Insertional worse on high ranges of dorsiflexion
Insertional tendinopathy tends to be more difficult to manage
4cm heel lift often needed for insertional tendinopathy
Fascia cruris tear
Fascia cruris is the layer of connective tissue that encloses all posterior structures of calf down to ankle joint & connects to Achilles paratenon
May play role in paratenon issues due to attachment
Clinically: rapid onset swelling & tenderness over medial or lateral border of mid to upper portion of Achilles, often preceded weeks/days by tightness in calves (Webborn et al 2015)
U/S confirm diagnosis
Management as per soft tissue strain
Partial tears of the Achilles tendon
8% incidence in those with Achilles pain (Chan et al 2017)
5% incidence in those with Achilles pain (Chan et al 2017)
Clinically: can frequently jog without discomfort but unable to push off at speed
Imaging to diagnose U/S or MRI: questions on accuracy
Present in 80% to 100% (Pollock, Dijkstra et al. 2016).
Matter of whether it is invaginated with AT.
End range dorsiflexion & rearfoot valgus can create compression of AT & PT (Stephen, Marsland et al. 2017)
Bend sprinters are particularly affected, predominantly the right leg, suggests mechanical interaction between the PT and AT (Pollock, Dijkstra et al. 2016)
Pain medially, & often more proximal to mid portion vs mid portion tendon they tend to pinch
Palpate tendon: start at muscle tendon junction, feel medially.

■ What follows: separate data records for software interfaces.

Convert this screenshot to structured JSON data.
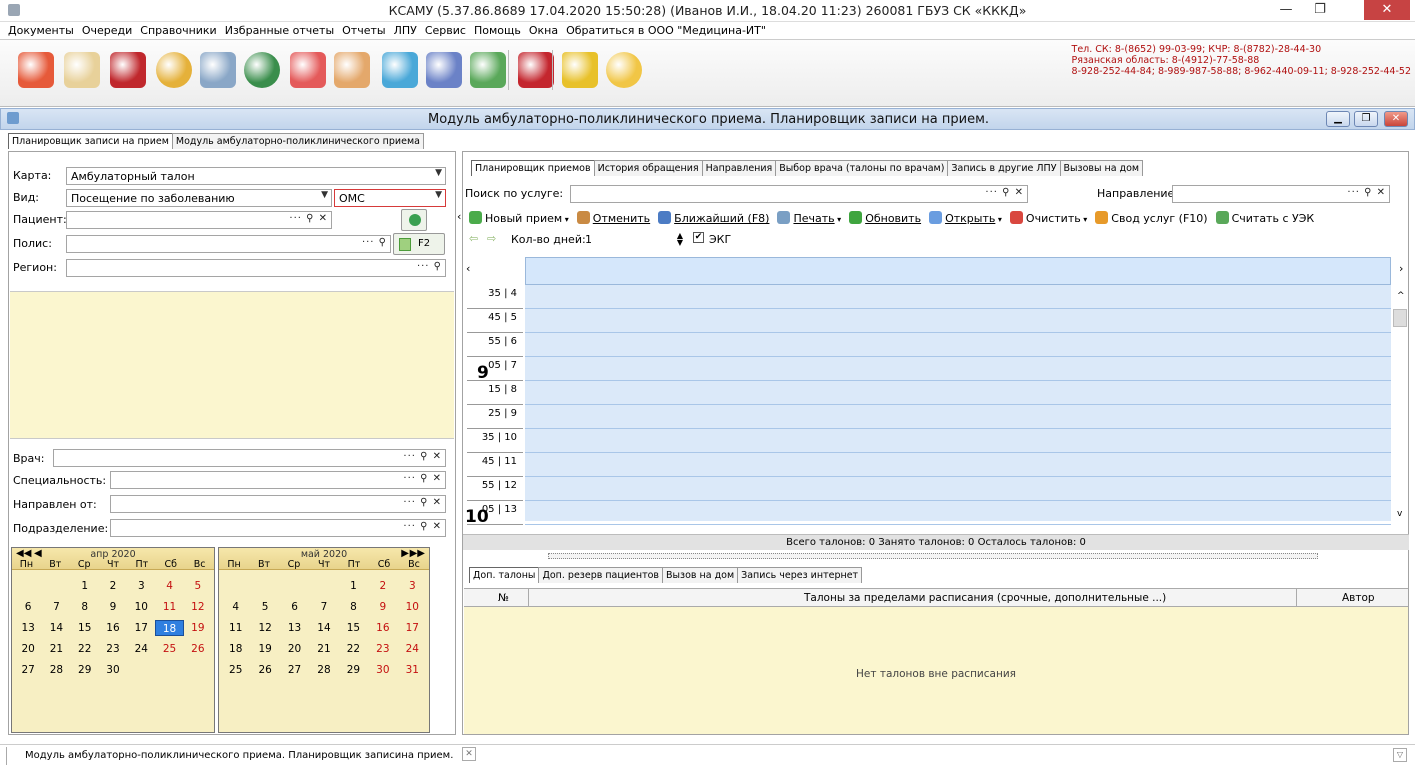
{
  "window": {
    "title": "КСАМУ (5.37.86.8689 17.04.2020 15:50:28) (Иванов И.И., 18.04.20 11:23)  260081 ГБУЗ СК «КККД»"
  },
  "menu": [
    "Документы",
    "Очереди",
    "Справочники",
    "Избранные отчеты",
    "Отчеты",
    "ЛПУ",
    "Сервис",
    "Помощь",
    "Окна",
    "Обратиться в ООО \"Медицина-ИТ\""
  ],
  "toolbar_icons": [
    {
      "name": "calendar-icon",
      "color": "#e65a3a"
    },
    {
      "name": "document-icon",
      "color": "#e8d19a"
    },
    {
      "name": "book-icon",
      "color": "#c0282d"
    },
    {
      "name": "coins-icon",
      "color": "#e5b13a"
    },
    {
      "name": "syringe-icon",
      "color": "#8aa7c7"
    },
    {
      "name": "globe-icon",
      "color": "#3a8e4c"
    },
    {
      "name": "first-aid-icon",
      "color": "#e45a5a"
    },
    {
      "name": "doctor-icon",
      "color": "#e4a86b"
    },
    {
      "name": "pill-icon",
      "color": "#4aa8d8"
    },
    {
      "name": "schedule-icon",
      "color": "#6b82c7"
    },
    {
      "name": "network-icon",
      "color": "#5aa85a"
    },
    {
      "name": "acrobat-icon",
      "color": "#c4262e"
    },
    {
      "name": "lock-icon",
      "color": "#e8c12a"
    },
    {
      "name": "chat-icon",
      "color": "#f1c646"
    }
  ],
  "contacts": [
    "Тел. СК: 8-(8652) 99-03-99; КЧР: 8-(8782)-28-44-30",
    "Рязанская область: 8-(4912)-77-58-88",
    "8-928-252-44-84; 8-989-987-58-88; 8-962-440-09-11; 8-928-252-44-52"
  ],
  "module": {
    "title": "Модуль амбулаторно-поликлинического приема. Планировщик записи на прием."
  },
  "top_tabs": [
    "Планировщик записи на прием",
    "Модуль амбулаторно-поликлинического приема"
  ],
  "form": {
    "karta_label": "Карта:",
    "karta_value": "Амбулаторный талон",
    "vid_label": "Вид:",
    "vid_value": "Посещение по заболеванию",
    "oms_value": "ОМС",
    "patient_label": "Пациент:",
    "polis_label": "Полис:",
    "region_label": "Регион:",
    "f2_label": "F2",
    "vrach_label": "Врач:",
    "spec_label": "Специальность:",
    "napr_label": "Направлен от:",
    "podr_label": "Подразделение:"
  },
  "calendar": {
    "dow": [
      "Пн",
      "Вт",
      "Ср",
      "Чт",
      "Пт",
      "Сб",
      "Вс"
    ],
    "months": [
      {
        "name": "апр 2020",
        "offset": 2,
        "days": 30,
        "today": 18
      },
      {
        "name": "май 2020",
        "offset": 4,
        "days": 31,
        "today": 0
      }
    ]
  },
  "right_tabs": [
    "Планировщик приемов",
    "История обращения",
    "Направления",
    "Выбор врача (талоны по врачам)",
    "Запись в другие ЛПУ",
    "Вызовы на дом"
  ],
  "search": {
    "service_label": "Поиск по услуге:",
    "direction_label": "Направление:"
  },
  "actions": [
    "Новый прием",
    "Отменить",
    "Ближайший (F8)",
    "Печать",
    "Обновить",
    "Открыть",
    "Очистить",
    "Свод услуг (F10)",
    "Считать с УЭК"
  ],
  "action_colors": [
    "#4bab4b",
    "#c98a43",
    "#4c7cc4",
    "#7a9fc4",
    "#3fa53f",
    "#6a9de0",
    "#d9473f",
    "#e79a2a",
    "#5aa85a"
  ],
  "days_row": {
    "label": "Кол-во дней:",
    "value": "1",
    "ekg_label": "ЭКГ"
  },
  "schedule": {
    "slots": [
      "35 | 4",
      "45 | 5",
      "55 | 6",
      "05 | 7",
      "15 | 8",
      "25 | 9",
      "35 | 10",
      "45 | 11",
      "55 | 12",
      "05 | 13"
    ],
    "hours": [
      {
        "slot": 3,
        "hour": "9"
      },
      {
        "slot": 9,
        "hour": "10"
      }
    ]
  },
  "summary": "Всего талонов: 0  Занято талонов: 0  Осталось талонов: 0",
  "bottom_tabs": [
    "Доп. талоны",
    "Доп. резерв пациентов",
    "Вызов на дом",
    "Запись через интернет"
  ],
  "bottom_table": {
    "col_num": "№",
    "col_main": "Талоны за пределами расписания (срочные, дополнительные ...)",
    "col_author": "Автор",
    "empty": "Нет талонов вне расписания"
  },
  "status": {
    "tab_label": "Модуль амбулаторно-поликлинического приема. Планировщик записина прием."
  }
}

Normal thickness few mm thick (piano wire thickness), when pathological increase to 8mm
Crepitus (audible with stethoscope) as PT & AT friction against each other.
Dorsiflexion tends to compress PT: behaves more like insertional AT.
Pain on initiation of calf raise when on a decline board.
Differentiate b/w PT and insertional AT by location of the pain
Feel worse when barefoot due to greater dorsiflexion
Manage plantaris like insertional AT: AVOID high dorsiflexion ROM
Heel raise >12mm & shorten stride to limit compression
Research on treatment with surgery, but it can be helped conservatively
Often worse with SLOWER movement (calf raise) vs energy storage-release (hopping)
Treatment: Half voltaren gel, half hirudoid cream. Slather on. Wrap in glad wrap at night for 7 nights in a row
Sural nerve involvement
Pain LATERAL to the tendon
Palpate the nerve, normal nerve will not be painful
Tinel's sign not reliable
Neurodynamic signs ie. slump test
May be linked to presence of third head of gastrocs (found in 1.9%) (Koplas, M. C., et al. 2009)